What you will do. Wherever the listing has a line with the string "passe", copy that line out.

The input.
==========

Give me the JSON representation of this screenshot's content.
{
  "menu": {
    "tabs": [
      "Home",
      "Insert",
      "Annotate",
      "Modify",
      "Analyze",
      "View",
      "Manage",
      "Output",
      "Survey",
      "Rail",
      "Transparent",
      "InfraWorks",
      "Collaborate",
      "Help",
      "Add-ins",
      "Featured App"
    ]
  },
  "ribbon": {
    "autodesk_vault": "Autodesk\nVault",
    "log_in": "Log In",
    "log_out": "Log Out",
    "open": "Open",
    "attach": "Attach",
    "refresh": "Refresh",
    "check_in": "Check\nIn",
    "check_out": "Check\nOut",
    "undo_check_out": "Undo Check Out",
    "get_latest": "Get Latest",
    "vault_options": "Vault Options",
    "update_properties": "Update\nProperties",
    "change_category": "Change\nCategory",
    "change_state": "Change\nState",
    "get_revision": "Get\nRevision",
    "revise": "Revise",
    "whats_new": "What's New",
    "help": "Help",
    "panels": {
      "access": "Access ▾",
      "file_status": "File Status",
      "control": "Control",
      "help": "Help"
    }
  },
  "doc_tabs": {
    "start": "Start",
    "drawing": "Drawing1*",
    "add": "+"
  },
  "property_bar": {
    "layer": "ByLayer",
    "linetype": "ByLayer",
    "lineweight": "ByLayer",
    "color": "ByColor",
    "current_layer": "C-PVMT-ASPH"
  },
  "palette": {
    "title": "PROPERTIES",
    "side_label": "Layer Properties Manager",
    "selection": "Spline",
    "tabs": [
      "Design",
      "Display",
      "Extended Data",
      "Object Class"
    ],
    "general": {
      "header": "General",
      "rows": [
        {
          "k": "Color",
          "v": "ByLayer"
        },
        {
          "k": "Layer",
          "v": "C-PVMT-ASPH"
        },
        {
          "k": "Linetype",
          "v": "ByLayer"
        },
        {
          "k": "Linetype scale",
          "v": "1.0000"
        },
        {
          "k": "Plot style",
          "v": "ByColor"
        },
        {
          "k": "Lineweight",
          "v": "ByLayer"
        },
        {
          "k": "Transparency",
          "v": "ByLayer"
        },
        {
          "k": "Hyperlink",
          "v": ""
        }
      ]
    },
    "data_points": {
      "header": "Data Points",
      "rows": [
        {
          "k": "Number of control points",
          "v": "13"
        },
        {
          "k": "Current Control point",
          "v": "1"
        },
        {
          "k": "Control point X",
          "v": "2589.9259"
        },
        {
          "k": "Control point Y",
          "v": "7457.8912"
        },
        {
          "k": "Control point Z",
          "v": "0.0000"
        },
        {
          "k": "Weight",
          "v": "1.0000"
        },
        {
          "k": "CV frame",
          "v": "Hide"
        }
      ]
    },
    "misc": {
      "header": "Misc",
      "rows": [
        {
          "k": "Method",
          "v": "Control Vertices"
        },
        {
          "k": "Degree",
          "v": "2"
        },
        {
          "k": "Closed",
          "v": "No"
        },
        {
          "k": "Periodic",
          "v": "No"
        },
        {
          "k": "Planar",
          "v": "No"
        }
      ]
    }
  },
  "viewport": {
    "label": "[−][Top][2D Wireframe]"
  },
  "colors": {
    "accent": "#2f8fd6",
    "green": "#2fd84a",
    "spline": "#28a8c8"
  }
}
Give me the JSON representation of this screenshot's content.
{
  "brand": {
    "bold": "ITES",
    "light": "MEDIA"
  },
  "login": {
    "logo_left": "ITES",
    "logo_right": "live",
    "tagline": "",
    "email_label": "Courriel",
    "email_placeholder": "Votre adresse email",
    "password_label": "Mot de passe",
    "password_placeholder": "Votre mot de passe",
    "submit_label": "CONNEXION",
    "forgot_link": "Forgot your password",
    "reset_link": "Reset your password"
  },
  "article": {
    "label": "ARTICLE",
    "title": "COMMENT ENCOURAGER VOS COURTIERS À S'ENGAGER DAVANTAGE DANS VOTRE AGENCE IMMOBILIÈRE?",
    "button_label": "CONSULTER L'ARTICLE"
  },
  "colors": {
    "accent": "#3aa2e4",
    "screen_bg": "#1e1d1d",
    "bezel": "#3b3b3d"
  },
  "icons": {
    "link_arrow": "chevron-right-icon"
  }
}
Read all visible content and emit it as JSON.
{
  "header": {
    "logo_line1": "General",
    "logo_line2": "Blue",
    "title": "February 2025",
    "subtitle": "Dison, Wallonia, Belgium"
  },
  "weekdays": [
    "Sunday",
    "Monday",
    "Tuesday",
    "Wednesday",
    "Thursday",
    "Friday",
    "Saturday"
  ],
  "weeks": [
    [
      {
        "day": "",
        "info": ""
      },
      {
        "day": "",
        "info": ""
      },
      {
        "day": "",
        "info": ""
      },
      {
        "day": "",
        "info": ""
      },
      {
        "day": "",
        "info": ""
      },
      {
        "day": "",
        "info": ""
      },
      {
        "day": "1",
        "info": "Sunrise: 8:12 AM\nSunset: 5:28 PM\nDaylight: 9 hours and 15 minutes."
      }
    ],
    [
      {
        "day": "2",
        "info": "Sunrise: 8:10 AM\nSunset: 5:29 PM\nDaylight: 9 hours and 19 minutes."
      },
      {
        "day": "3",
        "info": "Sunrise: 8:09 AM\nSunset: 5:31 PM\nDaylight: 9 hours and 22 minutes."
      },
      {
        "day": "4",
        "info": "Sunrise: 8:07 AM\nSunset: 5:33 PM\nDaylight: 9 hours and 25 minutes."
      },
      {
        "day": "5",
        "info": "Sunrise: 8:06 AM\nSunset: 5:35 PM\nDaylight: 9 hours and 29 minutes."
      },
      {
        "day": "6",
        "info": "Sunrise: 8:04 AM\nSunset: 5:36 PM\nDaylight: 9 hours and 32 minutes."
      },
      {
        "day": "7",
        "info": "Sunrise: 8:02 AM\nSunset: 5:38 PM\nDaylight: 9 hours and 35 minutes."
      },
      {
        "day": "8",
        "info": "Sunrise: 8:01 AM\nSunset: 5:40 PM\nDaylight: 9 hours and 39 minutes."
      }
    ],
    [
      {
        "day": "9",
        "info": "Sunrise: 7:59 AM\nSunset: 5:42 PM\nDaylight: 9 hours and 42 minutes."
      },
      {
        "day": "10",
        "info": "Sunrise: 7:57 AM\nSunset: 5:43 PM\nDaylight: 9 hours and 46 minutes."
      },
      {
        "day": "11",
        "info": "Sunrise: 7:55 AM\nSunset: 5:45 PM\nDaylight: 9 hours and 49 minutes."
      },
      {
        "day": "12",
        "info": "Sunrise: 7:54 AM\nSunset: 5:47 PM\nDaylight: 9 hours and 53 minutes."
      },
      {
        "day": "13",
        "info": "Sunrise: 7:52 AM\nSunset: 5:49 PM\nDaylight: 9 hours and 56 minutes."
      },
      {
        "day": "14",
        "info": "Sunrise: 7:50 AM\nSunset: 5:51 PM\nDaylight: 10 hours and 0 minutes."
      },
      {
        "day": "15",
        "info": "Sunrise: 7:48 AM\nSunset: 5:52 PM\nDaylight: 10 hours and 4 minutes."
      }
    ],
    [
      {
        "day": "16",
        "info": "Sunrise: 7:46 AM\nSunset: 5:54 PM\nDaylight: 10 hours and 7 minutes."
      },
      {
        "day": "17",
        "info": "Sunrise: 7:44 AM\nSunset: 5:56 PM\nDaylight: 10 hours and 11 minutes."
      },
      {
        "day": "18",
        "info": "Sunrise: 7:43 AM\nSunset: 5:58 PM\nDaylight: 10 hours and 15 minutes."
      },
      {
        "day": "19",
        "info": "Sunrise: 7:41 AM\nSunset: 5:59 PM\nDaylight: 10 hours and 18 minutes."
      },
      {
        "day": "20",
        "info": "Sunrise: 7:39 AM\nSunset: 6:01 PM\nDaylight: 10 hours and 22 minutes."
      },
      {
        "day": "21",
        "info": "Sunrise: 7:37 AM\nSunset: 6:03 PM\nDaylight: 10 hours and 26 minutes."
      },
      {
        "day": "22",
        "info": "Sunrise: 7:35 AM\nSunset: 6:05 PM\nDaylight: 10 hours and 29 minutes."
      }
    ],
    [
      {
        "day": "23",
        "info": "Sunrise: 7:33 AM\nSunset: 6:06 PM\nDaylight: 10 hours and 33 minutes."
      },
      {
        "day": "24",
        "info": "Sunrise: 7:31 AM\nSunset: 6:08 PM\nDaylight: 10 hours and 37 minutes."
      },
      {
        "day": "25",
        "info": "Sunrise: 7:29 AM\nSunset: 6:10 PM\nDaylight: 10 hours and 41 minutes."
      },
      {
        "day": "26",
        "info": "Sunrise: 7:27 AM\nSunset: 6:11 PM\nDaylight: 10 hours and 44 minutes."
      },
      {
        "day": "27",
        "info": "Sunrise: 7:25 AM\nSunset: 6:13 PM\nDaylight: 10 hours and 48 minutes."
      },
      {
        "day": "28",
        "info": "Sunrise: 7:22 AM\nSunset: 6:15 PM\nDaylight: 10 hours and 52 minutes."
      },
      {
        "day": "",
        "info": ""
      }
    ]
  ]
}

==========

Exercise answer.
    "password_label": "Mot de passe",
    "password_placeholder": "Votre mot de passe",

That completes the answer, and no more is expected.